Eagle also lacked the heavy advertising of the other Chrysler brands. This could be because of limited resources and a lack of enthusiasm within the company for marketing the Eagle brand properly. Among the large cars, for example, not only were the Concorde and Intrepid advertised more, but in promotional photos with all three of them, the Vision is always either in the back, or the smallest of the three. In one picture, the Vision is partially blocked from view by the Concorde.
Success of Jeep
Eagle was sold on the same showrooms as Jeep, as Chrysler had organized themselves into three divisions: Dodge (by itself), Chrysler-Plymouth, and Jeep-Eagle. The grouping of Jeep and Eagle seemed counterintuitive, as there was little overlap in the customer base for the two brands. Most Jeep buyers were not interested in purchasing the passenger cars offered by Eagle. In 1993, Chrysler launched the Jeep Grand Cherokee as a competitor for Ford's Explorer, and as a result, many buyers who went into the Jeep-Eagle showrooms were either interested in buying the Grand Cherokee, or got distracted from the Eagle cars by the more popular Jeep vehicles. Most of the long-established AMC/Jeep dealers considered the Eagle models to be less profitable than their Jeep business. American Motors had phased out domestic built passenger cars after 1983 and their dealer sales and service expertise was focused on the higher margin 4WD vehicles. Thus Eagle became retracted from the market with only one model going to Chrysler.
The name Eagle was also used by Dan Gurney's All American Racers team for his racing cars. Among the most notable are the Eagle Mk1 Formula One car, which won the 1967 Belgian Grand Prix; the winning cars at the 1968, 1973, and 1975 Indianapolis 500s; and the Toyota-Eagle IMSA GTPs of the late 1980s/early 1990s.
- "Jeep Dealers Will Sell New Chrysler Eagle Car". The New York Times. Retrieved November 23, 2012.
- "AMC Shareholder Vote Closes Chrysler Buyout of AMC". Associated Press. Retrieved November 23, 2012.
- "Chrysler Discontinues Eagle Brand". Chicago Tribune. Retrieved November 23, 2012.
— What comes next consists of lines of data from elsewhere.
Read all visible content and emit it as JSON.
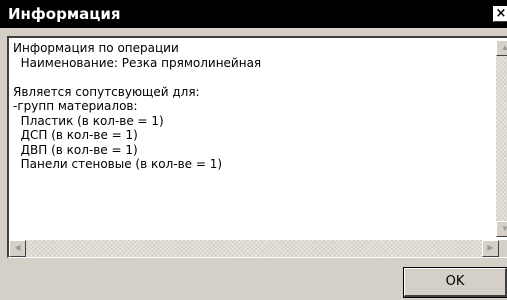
{
  "window": {
    "title": "Информация",
    "close_glyph": "×"
  },
  "info_text": "Информация по операции\n  Наименование: Резка прямолинейная\n\nЯвляется сопутсвующей для:\n-групп материалов:\n  Пластик (в кол-ве = 1)\n  ДСП (в кол-ве = 1)\n  ДВП (в кол-ве = 1)\n  Панели стеновые (в кол-ве = 1)",
  "buttons": {
    "ok_label": "OK"
  },
  "scrollbars": {
    "up_arrow": "▲",
    "down_arrow": "▼",
    "left_arrow": "◀",
    "right_arrow": "▶"
  },
  "colors": {
    "titlebar": "#000000",
    "window_face": "#d4d0c8",
    "text_area": "#ffffff"
  }
}
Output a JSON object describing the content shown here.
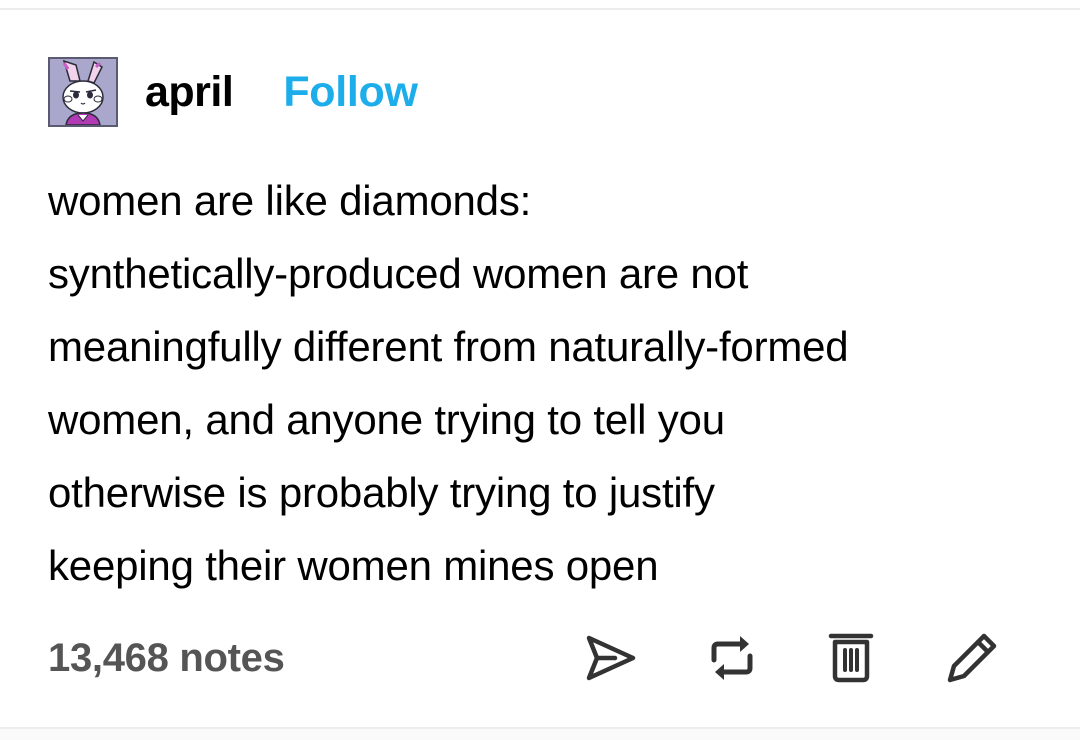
{
  "post": {
    "author": "april",
    "follow_label": "Follow",
    "body_lines": [
      "women are like diamonds:",
      "synthetically-produced women are not",
      "meaningfully different from naturally-formed",
      "women, and anyone trying to tell you",
      "otherwise is probably trying to justify",
      "keeping their women mines open"
    ],
    "notes_count": "13,468 notes"
  },
  "icons": {
    "avatar": "bunny-avatar",
    "share": "send-icon",
    "reblog": "reblog-icon",
    "delete": "trash-icon",
    "edit": "pencil-icon"
  },
  "colors": {
    "follow": "#1dadea",
    "notes": "#555555",
    "icons": "#333333"
  }
}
|« AMC — Eagle road car timeline, 1988–1998|
|Crossover||Wagon||Vista Wagon||Summit Wagon|
|Vehicle sold under both Renault and Eagle marques|